[Recorded data]
####################

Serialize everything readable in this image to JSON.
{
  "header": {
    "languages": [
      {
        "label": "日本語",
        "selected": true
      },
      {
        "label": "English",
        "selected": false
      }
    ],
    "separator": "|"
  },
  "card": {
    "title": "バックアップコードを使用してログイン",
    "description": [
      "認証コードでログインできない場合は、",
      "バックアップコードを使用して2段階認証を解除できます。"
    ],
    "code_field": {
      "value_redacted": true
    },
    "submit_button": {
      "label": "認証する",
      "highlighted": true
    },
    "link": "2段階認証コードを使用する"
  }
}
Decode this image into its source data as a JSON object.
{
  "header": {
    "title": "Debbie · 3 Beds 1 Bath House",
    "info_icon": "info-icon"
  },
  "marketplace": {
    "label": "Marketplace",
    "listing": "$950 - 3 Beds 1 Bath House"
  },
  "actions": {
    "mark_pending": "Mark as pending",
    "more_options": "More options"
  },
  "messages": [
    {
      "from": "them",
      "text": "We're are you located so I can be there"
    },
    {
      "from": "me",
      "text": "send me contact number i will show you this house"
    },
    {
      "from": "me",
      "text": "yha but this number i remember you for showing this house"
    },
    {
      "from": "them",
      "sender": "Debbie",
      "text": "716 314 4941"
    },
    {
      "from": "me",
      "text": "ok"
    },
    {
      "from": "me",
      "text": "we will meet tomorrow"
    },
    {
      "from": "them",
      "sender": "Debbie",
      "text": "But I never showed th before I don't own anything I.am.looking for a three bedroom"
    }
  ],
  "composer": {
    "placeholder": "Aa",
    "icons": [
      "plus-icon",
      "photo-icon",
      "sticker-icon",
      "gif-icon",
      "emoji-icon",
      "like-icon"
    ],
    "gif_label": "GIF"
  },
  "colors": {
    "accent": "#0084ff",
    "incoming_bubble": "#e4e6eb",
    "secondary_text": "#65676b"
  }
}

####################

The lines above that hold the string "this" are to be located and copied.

Exercise response |
Serialize everything readable in this image to JSON.
Decode this image into its source data as a JSON object.
      "text": "send me contact number i will show you this house"
      "text": "yha but this number i remember you for showing this house"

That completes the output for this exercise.